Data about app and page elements
· · · · ·

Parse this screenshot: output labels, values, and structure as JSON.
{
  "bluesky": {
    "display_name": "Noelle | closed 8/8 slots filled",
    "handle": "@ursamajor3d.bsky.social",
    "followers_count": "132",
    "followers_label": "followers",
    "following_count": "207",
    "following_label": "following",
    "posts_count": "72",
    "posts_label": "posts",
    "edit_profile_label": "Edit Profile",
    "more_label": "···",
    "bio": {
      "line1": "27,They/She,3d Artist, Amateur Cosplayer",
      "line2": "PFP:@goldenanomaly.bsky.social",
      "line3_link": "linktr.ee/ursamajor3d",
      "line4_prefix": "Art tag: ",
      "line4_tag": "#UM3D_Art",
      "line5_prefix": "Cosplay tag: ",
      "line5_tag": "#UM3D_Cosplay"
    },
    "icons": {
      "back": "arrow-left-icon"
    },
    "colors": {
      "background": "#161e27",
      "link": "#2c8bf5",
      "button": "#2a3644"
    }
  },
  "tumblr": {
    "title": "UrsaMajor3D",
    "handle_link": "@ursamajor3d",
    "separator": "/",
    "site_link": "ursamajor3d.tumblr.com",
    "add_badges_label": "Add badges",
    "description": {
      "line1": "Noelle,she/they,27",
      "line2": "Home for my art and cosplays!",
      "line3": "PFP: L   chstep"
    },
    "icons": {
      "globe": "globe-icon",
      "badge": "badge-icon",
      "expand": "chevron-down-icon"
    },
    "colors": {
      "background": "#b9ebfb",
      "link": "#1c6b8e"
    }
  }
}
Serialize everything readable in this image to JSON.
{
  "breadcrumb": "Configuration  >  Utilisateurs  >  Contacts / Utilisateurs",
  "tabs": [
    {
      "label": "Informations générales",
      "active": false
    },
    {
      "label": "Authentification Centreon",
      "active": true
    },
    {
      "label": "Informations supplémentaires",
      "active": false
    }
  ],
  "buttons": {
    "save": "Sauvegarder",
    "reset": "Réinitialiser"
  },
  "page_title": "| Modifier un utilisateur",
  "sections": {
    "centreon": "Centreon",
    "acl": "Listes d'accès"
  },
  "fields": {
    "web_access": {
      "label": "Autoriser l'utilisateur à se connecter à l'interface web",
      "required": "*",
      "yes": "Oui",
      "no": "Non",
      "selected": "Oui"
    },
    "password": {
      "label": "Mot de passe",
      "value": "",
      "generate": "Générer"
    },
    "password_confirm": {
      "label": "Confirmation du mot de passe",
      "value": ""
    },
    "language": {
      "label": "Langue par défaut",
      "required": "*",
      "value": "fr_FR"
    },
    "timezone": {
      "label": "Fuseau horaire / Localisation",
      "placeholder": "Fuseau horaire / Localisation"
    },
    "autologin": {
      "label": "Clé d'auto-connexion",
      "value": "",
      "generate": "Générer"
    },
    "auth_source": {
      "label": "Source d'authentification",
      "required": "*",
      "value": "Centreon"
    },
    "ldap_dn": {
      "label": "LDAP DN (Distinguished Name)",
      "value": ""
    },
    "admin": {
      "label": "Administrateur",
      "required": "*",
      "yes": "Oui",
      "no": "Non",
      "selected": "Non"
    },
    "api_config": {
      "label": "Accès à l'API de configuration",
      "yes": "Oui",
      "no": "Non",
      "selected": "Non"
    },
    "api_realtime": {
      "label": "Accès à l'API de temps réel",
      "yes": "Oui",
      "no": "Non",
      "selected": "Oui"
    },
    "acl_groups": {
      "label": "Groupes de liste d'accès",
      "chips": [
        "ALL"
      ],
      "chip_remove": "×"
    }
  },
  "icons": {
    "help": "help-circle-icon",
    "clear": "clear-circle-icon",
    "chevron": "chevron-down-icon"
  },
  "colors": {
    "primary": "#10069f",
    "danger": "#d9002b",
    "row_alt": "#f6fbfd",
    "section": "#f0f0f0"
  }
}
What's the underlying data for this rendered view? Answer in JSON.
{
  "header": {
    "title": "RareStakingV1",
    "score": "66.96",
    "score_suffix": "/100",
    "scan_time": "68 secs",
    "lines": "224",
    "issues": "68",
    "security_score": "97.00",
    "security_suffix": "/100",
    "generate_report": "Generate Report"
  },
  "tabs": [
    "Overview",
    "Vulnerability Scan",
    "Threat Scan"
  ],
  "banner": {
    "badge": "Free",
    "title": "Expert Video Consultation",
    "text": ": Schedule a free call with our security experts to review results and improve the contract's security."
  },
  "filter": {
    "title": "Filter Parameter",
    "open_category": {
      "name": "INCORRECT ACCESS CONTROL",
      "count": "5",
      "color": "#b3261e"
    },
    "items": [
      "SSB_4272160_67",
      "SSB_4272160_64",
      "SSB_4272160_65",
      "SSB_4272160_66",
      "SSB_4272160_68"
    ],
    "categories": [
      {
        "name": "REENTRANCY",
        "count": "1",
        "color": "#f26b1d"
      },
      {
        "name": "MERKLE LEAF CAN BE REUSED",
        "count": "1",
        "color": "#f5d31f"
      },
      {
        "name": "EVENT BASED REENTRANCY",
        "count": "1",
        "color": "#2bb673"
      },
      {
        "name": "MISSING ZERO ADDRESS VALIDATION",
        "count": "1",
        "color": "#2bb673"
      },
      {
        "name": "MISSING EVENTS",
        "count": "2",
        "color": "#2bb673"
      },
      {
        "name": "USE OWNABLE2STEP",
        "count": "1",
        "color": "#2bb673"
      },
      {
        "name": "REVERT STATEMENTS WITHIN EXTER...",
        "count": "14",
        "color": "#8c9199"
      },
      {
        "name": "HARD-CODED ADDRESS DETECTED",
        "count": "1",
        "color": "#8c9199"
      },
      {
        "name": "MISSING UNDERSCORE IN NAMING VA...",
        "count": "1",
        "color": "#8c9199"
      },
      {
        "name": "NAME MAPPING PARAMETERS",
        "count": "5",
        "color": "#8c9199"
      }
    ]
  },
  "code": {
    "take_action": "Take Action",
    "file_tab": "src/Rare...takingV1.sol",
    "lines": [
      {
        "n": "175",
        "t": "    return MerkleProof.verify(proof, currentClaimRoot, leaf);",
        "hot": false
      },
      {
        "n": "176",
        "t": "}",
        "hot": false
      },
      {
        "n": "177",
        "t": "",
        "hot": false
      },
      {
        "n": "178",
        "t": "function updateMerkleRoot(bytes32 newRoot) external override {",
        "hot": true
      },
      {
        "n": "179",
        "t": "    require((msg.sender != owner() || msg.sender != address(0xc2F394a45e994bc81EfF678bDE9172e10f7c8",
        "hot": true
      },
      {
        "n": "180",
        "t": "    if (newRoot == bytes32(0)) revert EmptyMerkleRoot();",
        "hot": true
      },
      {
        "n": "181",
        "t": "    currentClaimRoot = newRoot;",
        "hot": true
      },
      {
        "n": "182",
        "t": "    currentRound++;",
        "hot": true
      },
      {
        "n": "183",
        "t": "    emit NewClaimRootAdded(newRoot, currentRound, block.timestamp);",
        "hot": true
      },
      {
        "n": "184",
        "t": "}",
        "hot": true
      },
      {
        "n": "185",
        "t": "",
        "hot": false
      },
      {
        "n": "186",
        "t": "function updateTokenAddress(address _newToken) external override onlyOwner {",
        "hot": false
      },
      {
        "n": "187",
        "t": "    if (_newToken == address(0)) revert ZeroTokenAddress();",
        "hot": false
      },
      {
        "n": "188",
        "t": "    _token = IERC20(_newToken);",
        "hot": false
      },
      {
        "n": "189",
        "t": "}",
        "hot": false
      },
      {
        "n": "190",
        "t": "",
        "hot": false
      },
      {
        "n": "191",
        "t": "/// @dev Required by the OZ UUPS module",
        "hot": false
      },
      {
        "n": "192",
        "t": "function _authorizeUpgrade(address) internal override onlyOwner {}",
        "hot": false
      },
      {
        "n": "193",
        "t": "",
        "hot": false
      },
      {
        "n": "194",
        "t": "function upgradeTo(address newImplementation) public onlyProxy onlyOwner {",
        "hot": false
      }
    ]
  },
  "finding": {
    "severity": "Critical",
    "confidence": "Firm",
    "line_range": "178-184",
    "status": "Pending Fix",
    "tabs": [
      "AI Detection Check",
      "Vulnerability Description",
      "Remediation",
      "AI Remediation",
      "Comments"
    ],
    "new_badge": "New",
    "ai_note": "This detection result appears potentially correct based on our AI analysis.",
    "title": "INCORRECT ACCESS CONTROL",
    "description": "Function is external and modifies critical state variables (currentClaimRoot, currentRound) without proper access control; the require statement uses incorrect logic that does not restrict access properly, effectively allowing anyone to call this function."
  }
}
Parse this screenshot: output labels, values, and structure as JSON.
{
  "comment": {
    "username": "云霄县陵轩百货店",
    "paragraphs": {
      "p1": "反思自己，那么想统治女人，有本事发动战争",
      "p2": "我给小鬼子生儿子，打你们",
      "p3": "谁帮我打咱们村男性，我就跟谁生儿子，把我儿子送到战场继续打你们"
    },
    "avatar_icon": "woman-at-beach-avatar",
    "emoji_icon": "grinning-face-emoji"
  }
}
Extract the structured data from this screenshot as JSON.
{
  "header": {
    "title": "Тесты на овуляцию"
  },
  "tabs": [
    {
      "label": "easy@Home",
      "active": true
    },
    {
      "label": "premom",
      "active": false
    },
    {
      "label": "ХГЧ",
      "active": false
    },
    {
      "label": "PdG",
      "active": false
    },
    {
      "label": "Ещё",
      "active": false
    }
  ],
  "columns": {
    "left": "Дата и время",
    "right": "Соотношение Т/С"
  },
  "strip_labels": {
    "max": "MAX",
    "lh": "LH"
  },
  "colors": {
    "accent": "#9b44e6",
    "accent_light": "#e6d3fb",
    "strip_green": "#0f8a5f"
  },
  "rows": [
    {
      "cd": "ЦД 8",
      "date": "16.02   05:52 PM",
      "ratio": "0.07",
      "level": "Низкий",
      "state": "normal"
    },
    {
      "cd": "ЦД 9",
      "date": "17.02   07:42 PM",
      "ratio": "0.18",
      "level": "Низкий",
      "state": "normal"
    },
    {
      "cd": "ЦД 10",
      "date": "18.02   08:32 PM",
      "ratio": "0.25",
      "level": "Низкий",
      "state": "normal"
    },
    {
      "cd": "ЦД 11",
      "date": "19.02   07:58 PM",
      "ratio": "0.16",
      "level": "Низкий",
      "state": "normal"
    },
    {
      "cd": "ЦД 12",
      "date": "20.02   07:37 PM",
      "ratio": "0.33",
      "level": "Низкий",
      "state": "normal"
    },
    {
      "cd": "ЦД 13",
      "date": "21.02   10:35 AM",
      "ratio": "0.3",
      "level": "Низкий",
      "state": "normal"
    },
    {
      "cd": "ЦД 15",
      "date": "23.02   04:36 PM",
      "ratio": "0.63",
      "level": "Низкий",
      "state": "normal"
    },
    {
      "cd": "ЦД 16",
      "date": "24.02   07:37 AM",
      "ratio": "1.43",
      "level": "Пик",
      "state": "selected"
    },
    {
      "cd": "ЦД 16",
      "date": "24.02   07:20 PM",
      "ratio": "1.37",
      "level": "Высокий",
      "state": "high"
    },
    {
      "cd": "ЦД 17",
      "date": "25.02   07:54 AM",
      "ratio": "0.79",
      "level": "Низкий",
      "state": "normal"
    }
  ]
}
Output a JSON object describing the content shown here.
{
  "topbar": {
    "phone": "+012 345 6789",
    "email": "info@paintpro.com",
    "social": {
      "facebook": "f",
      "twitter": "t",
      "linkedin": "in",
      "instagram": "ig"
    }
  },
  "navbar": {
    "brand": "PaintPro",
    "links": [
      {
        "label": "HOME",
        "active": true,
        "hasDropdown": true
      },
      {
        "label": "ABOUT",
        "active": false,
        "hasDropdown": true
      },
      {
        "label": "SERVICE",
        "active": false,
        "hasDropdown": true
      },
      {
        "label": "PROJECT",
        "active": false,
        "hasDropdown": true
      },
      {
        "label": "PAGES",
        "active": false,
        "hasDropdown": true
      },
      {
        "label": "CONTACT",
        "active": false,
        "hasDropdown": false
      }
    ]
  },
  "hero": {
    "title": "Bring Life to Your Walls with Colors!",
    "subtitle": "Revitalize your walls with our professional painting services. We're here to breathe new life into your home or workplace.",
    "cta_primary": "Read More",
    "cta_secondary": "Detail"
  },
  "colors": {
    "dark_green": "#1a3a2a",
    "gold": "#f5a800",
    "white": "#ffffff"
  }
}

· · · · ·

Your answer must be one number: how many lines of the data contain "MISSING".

3